Center for a Humane Economy Files Legal Actions to Halt Illicit Sales of Kangaroo-Skin Soccer Cleats in California
In recent weeks, the Center for a Humane Economy and Animal Wellness Action filed two lawsuits within three months against two largescale soccer retailers flouting California law by selling soccer cleats made from kangaroo skins.
The state’s Penal Code prohibits the import and sale of kangaroo parts. But investigators with Animal Wellness Action and its sister organization, the Center for a Humane Economy, were able to purchase cleats made from kangaroo skins from multiple stores owned by Riverside County-based Soccer Wearhouse Inc., and Los Angeles County-based Soccer Shop USA.
The origins of kangaroo skin soccer cleats are particularly cruel. Hunters in Australia kill 2 million kangaroos each year in their native habitats, sending the kangaroo skins to Nike, Puma and adidas to make shoes and sell them across the United States where they are legal, except for in the sunshine state. Purchasing kangaroo skin cleats supports the largest commercial slaughter of land-based wild animals in the world.
Kangaroo shooter Steven O’Donnell rests his .223 calibre rifle on the window of his truck as he searches for kangaroos on a property located on the outskirts of Australia’s capital city Canberra March 23, 2013. O’Donnell, a professional plumber, shoots kangaroos on local farmer’s properties around three times a week as part of the annual cull, running from March until the end of July, which involves the legal shooting and tagging of thousands of eastern grey kangaroos per year in the Australian Capital Territory. Picture taken March 23, 2013. REUTERS/David Gray (AUSTRALIA)[/caption]
As horrific as the shooting of millions of adult kangaroos is, the abuse visited on joeys – 400,000-500,000 each year — is even worse. These defenseless young animals are yanked from the pouches and killed by blunt force trauma to the head, often with a violent swing against the bumper of a truck. Australia’s killing code stipulates that it is okay for the babies to linger in pain for a full three minutes before death ends their suffering.
California Department of Fish and Wildlife has done little to enforce the ban on kangaroo skin shoe sales, so our team decided to take alleged violators to court themselves, filing their first lawsuit in June against three stores owned by Soccer Wearhouse with legal action pending in Riverside County Superior Court. The second suit was filed in August in Los Angeles Superior Court against three stores belonging to Soccer Shop USA.

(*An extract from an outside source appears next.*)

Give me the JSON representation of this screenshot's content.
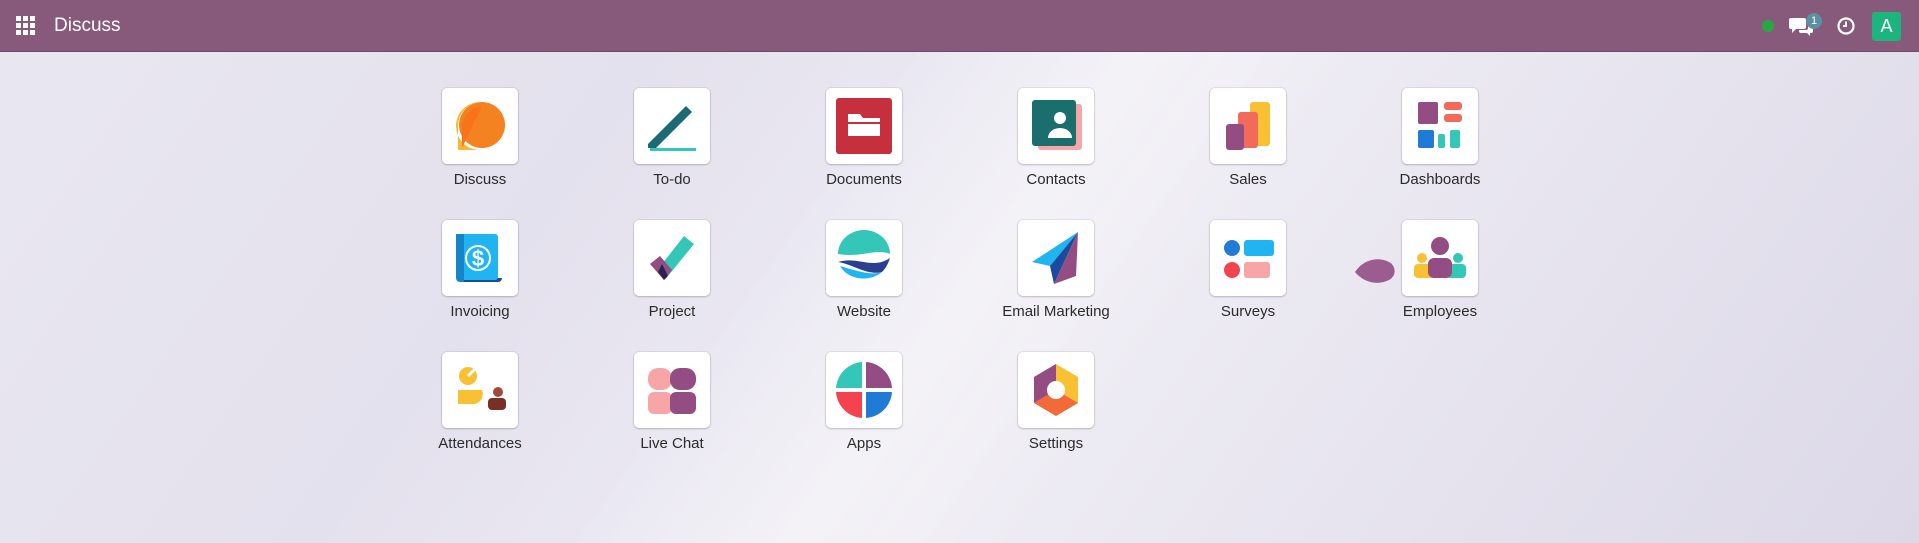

Our investigations and legal actions were extensively covered in a front-page, local section article by a seasoned environmental reporter for the The Los Angeles Times, which was promptly followed by an August 15 LA Times editorial, “California bans the sale of shoes made from dead kangaroos. It’s the law, so enforce it.”
We will continue to monitor stores throughout California, while encouraging consumers to make humane choices and buy synthetic soccer cleats.
Other NLEC News
Purchasing kangaroo skin cleats supports the largest commercial slaughter of land-based wild animals in the world.